Kings have been in the 8-10 mile range, where size 3.5 Drone spoons have been good for covering water until a concentration of fish is located. Once you find the kings, switching to cigar minnows or live bait (especially turbo menhaden) and then slowly working the area should produce bites. Make sure you pre-tie a bunch of rigs, though, as sharks have been thick in the same areas that the kings are located.

Michael Nichols caught this dolphin while fishing with cigar minnows about 10 miles offshore of Topsail Beach.

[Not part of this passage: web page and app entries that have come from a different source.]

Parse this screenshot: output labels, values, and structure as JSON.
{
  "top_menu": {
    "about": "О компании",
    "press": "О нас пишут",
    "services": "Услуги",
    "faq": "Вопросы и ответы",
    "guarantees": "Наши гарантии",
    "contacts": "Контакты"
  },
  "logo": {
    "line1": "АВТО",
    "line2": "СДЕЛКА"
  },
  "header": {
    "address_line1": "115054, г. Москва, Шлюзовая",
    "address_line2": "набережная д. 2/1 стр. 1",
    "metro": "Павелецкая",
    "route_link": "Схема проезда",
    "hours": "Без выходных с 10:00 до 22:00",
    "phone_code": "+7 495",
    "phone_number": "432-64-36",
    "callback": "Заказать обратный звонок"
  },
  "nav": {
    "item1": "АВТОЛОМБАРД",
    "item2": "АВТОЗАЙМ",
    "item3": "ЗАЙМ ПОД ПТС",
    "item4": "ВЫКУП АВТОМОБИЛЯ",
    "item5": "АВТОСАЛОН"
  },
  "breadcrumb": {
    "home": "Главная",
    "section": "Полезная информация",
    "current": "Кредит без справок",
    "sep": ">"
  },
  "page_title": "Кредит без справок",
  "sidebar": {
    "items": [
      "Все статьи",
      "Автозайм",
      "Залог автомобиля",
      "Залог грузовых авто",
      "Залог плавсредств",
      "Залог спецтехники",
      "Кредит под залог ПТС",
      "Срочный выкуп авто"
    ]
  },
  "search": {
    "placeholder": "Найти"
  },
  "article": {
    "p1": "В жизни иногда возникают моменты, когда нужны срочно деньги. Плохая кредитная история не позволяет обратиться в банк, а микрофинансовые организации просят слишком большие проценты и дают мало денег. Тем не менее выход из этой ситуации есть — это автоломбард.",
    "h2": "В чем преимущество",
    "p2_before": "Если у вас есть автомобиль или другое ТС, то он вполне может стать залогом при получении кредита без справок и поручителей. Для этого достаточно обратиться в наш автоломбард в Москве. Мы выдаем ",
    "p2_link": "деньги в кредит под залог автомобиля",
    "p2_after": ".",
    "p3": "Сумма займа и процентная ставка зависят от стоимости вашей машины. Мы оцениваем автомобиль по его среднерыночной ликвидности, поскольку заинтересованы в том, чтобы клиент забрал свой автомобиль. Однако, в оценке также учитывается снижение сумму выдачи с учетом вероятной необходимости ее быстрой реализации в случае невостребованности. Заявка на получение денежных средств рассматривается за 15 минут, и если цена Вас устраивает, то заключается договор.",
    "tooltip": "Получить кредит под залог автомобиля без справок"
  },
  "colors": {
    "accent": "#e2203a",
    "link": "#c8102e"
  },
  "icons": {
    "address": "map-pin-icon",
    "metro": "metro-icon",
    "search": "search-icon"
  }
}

Chadwick, of South End Anglers, reports that upper-slot reds are hanging around creek and waterway points, docks, oysters, and shallow bays. Both live and cut bait have been drawing strikes, with topwater plugs working even better early in the day. Fathom popping corks and belly blade jigs have been helping to put fish in the boat as well.

Some nice speckled trout, though rare, have been hungry for Rapala Skitterwalks in the early mornings, and flounder (mostly small) are taking live mullet and peanut pogies. You can find the flatties around creek mouths, docks, inlets, and on nearshore ledges and ARs.

Spanish fishing has been slow, but the king bite has been decent between 6-20 miles. Live menhaden, dead cigar minnows, and plugs have all been working for the mackerel.

On the bottom, grunts, sea bass, amberjacks, and triggers are all biting, and there are still a good number of cobia around as well. Live bait and Z-Man HeroZ are both generating hits.


Ray, of Spring Tide Guide Service, reports that the inshore red drum bite is hard to beat right now, with most of the fish (anywhere from 17-34”) coming from the marshes behind the inlets. The topwater bite has really turned on, with white Skitterwalk SW11s getting the most strikes. When using bait, big chunks of cut menhaden are necessary, as pinfish will eat smaller pieces before the drum can find them.

A few flounder (as big as 21”) have been biting, and there are more of them showing up every day. A lot have come in when targeting reds, and giant turbo pogie heads Carolina-rigged have been responsible for those strikes.

Spanish have been pushed out to about 45-50’ of water due to the recent rain, but they should come back in soon.


Marc, of Bad Habit Sportfishing, reports that fish are sticking to their usual summer patterns, with king mackerel fishing being the most consistent action. The school-sized kings (and some 20-30 lbers) are biting in 50-70’ of water, where some citation spanish have also been mixed in. Ballyhoo and cigar minnows continue to be the best baits.

The 5-10 mile range has been holding plenty of mahi and sailfish, both of which have been going for live menhaden.

Jacks and barracudas have been eager to fight, but bottom fishing has overall been slow, particularly because of the overabundance of sharks stealing bait.


Jim, of Plan 9 Charters, reports that the spanish mackerel bite has been hit or miss lately, but if you can find the fish, they have been big.

King mackerel have been biting in the 7-15 mile range, with a few mahi mixed in.

Bottom fishing has been great in the 15-30 mile range, with grouper, sea bass, and snapper all happily taking baits.


Tyler, of Seaview Fishing Pier, reports that there have been a lot of keeper black drum, bluefish, and spanish mackerel caught off bloodworms, shrimp, and cut mullet. The drum have been mostly biting at night, while the blues and spanish start chewing from early morning until about noon, and that’s when the bite slows down until around 6:00 pm.


Vinita, of Surf City Pier, reports that a lot of black drum, spot, and mullet are being caught off the pier, with a couple of kings and tarpon mixed in. The kings are coming in on live bait, while sand fleas and bloodworms are getting most of the bottom bite.


Nick, of Jolly Roger Pier, reports that croakers, mullet, small bluefish, big black drum (up to 28”), some over-slot red drum, jack crevalles, some abnormally small whiting, and a couple of tarpon (37 and 52 lbs.) have been caught in the last few weeks. The croakers and drum are chewing on mullet, sand fleas, and live shrimp, while the blues are falling for plugs. The jack crevalle that have been landed aren’t picky and will hit live or cut bait. Early morning and late afternoon/evening have served as the best times to fish.